The problem: Every line in the entries where "handle" is found should be copied.

Records for the exercise:
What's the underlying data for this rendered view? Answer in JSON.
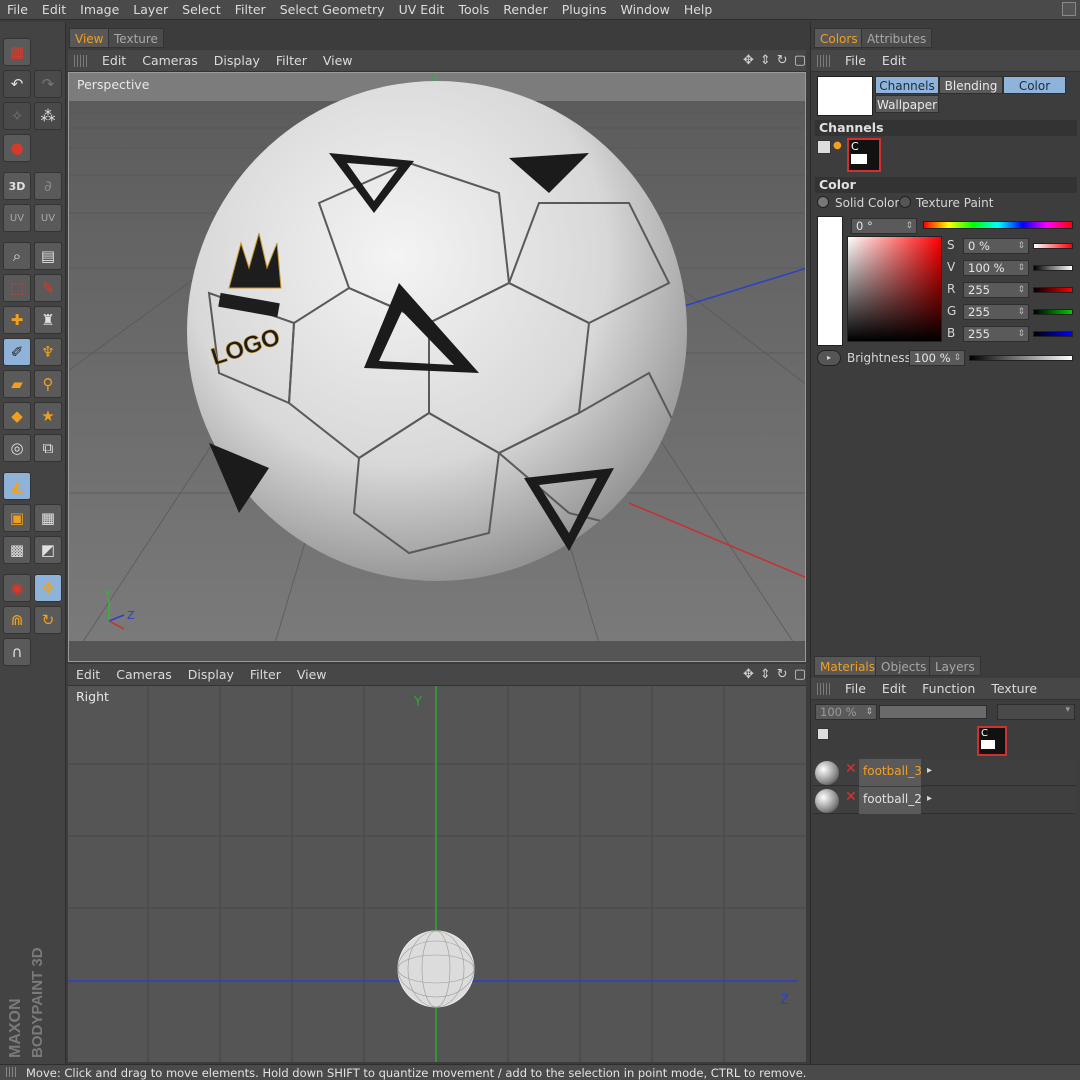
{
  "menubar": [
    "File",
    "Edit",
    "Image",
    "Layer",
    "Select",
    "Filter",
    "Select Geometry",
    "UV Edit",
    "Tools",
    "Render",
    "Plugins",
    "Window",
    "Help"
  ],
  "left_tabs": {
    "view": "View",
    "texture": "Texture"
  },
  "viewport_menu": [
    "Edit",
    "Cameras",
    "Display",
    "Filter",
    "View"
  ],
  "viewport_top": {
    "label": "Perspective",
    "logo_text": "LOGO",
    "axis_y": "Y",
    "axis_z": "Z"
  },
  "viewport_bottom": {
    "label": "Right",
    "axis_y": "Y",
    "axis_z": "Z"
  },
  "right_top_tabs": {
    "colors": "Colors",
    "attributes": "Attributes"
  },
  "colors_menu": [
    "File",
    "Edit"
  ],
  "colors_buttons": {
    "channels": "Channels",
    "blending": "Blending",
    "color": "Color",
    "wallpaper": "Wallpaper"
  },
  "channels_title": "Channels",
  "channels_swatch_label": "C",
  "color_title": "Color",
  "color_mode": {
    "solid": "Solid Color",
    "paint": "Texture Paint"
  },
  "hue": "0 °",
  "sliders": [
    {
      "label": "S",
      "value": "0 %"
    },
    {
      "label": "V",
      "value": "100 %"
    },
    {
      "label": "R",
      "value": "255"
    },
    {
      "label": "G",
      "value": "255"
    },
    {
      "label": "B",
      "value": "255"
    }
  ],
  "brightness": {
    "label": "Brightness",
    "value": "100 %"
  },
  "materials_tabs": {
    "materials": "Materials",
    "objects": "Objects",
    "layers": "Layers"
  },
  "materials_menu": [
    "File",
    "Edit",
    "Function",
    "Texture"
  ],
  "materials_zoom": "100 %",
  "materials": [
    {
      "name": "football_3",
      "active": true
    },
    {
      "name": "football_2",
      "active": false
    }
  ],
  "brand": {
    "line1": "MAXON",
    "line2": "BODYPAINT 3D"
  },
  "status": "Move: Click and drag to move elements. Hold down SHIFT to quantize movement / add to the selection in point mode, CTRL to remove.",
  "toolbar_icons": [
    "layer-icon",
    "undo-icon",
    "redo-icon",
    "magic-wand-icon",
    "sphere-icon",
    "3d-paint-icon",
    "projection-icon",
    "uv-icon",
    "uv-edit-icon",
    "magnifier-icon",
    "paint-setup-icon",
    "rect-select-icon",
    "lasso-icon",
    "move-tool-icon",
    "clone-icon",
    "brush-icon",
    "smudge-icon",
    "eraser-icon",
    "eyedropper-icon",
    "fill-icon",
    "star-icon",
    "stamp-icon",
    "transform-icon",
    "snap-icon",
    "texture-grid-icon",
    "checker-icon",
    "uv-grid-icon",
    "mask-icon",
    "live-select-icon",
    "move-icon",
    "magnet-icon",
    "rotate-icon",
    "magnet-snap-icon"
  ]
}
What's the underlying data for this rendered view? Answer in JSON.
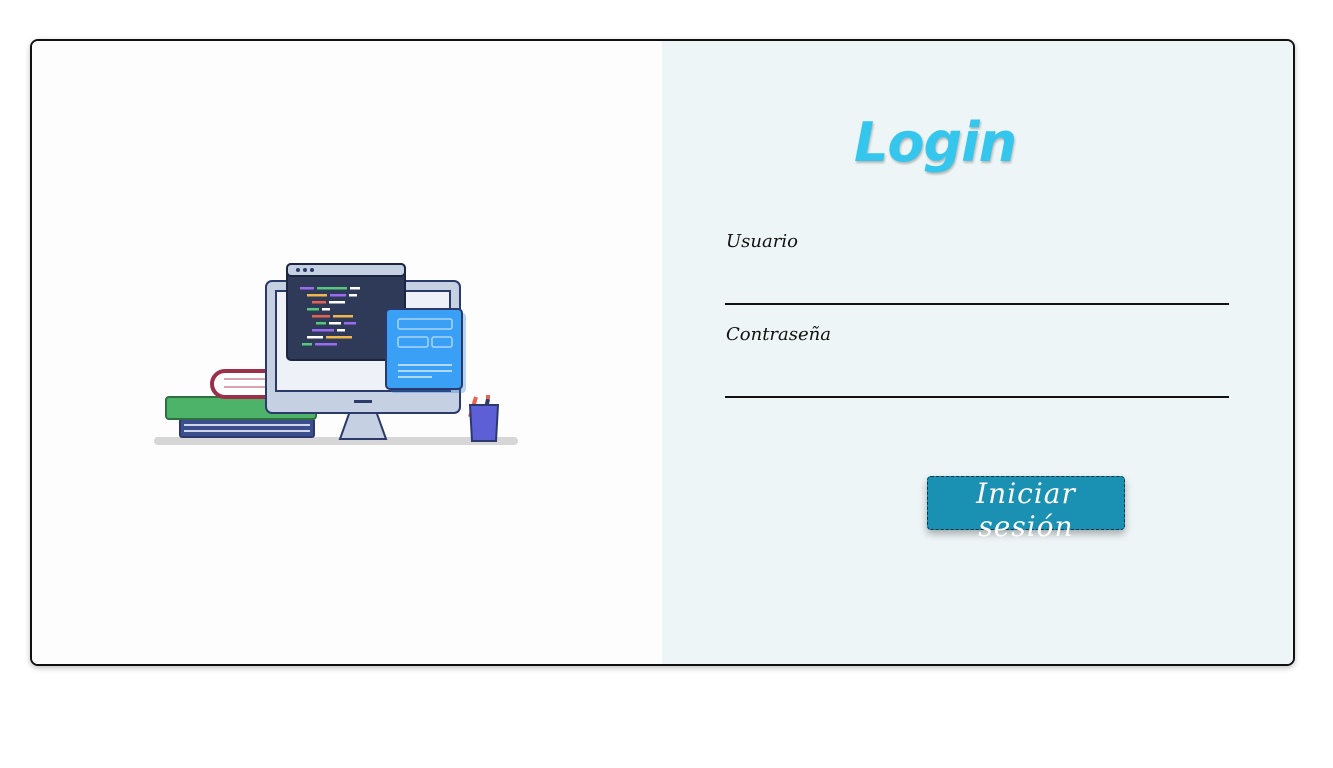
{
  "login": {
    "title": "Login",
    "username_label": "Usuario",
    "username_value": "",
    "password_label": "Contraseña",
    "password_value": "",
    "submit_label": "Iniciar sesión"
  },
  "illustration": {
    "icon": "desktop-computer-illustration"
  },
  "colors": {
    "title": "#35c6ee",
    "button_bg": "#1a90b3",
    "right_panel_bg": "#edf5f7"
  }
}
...
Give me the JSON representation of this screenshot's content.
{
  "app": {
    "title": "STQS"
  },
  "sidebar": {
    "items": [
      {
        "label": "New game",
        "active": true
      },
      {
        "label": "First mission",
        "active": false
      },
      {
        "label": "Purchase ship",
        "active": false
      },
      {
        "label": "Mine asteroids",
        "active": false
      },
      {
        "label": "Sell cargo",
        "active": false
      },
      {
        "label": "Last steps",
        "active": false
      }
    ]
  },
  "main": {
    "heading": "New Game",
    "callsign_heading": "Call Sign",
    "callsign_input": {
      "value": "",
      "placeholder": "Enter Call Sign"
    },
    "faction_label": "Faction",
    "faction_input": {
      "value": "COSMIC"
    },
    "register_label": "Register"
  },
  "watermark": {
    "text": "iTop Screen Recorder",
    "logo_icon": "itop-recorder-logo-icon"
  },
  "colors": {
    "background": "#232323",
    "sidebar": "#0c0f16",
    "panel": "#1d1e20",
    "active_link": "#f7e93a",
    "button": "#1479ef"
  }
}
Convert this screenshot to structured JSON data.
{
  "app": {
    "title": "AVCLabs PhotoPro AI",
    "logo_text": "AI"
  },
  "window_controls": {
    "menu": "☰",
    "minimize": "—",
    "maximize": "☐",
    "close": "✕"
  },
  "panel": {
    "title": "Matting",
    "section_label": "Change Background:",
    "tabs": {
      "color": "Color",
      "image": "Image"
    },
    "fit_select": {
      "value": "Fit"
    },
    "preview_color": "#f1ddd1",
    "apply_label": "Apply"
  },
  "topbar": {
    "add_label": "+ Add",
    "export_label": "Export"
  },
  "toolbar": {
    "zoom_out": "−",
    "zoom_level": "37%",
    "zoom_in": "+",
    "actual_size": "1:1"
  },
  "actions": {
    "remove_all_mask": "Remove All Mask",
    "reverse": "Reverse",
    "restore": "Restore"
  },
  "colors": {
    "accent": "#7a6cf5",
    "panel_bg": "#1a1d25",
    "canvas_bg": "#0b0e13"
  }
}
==
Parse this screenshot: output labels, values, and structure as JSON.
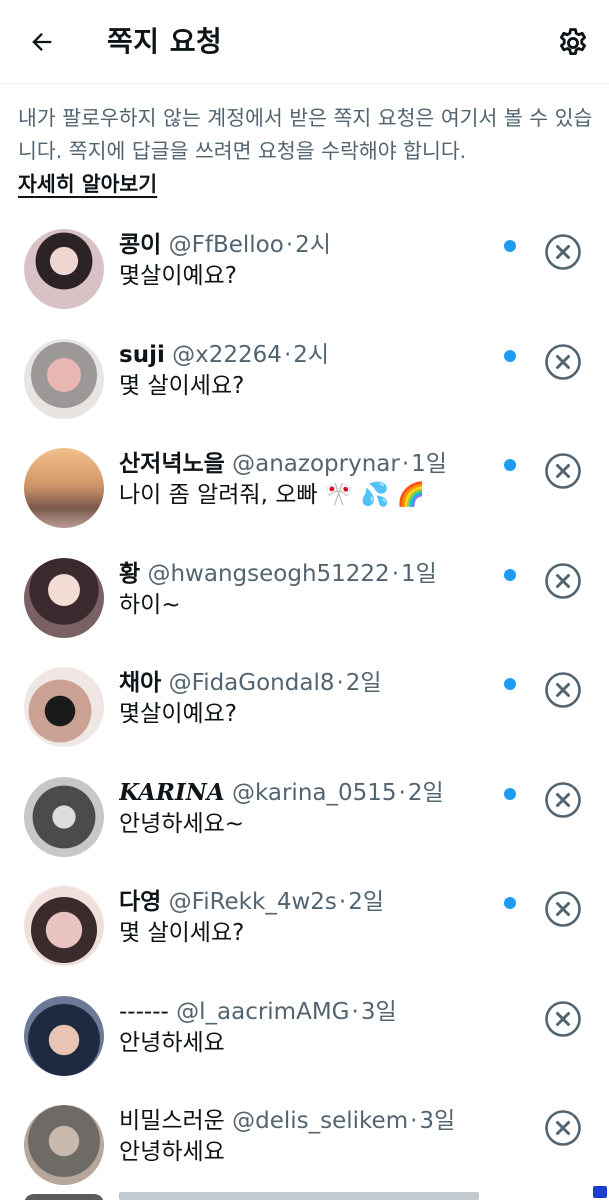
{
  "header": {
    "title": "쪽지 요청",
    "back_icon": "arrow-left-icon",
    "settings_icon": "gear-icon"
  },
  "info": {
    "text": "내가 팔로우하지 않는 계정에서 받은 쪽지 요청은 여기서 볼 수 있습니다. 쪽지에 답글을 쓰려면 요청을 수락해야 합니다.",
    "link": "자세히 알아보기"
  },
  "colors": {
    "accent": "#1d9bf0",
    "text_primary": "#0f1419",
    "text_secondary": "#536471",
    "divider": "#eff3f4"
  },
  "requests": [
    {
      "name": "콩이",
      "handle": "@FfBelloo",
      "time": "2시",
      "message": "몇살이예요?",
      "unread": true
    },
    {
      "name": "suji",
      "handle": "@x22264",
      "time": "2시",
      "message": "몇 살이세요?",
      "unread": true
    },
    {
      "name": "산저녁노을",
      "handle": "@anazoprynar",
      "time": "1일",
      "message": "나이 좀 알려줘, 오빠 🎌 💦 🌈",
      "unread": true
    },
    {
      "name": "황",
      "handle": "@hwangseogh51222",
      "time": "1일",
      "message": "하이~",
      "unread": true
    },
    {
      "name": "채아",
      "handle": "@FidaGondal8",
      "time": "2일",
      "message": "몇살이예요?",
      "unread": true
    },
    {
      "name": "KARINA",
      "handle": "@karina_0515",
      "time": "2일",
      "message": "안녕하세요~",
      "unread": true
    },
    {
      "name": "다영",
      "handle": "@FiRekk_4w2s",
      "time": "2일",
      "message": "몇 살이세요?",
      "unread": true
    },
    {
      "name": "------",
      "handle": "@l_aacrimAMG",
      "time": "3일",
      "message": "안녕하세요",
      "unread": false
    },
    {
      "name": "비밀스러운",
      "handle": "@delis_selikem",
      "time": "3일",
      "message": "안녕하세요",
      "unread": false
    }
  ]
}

Exercise answer:
      "handle": "@FfBelloo",
      "handle": "@x22264",
      "handle": "@anazoprynar",
      "handle": "@hwangseogh51222",
      "handle": "@FidaGondal8",
      "handle": "@karina_0515",
      "handle": "@FiRekk_4w2s",
      "handle": "@l_aacrimAMG",
      "handle": "@delis_selikem",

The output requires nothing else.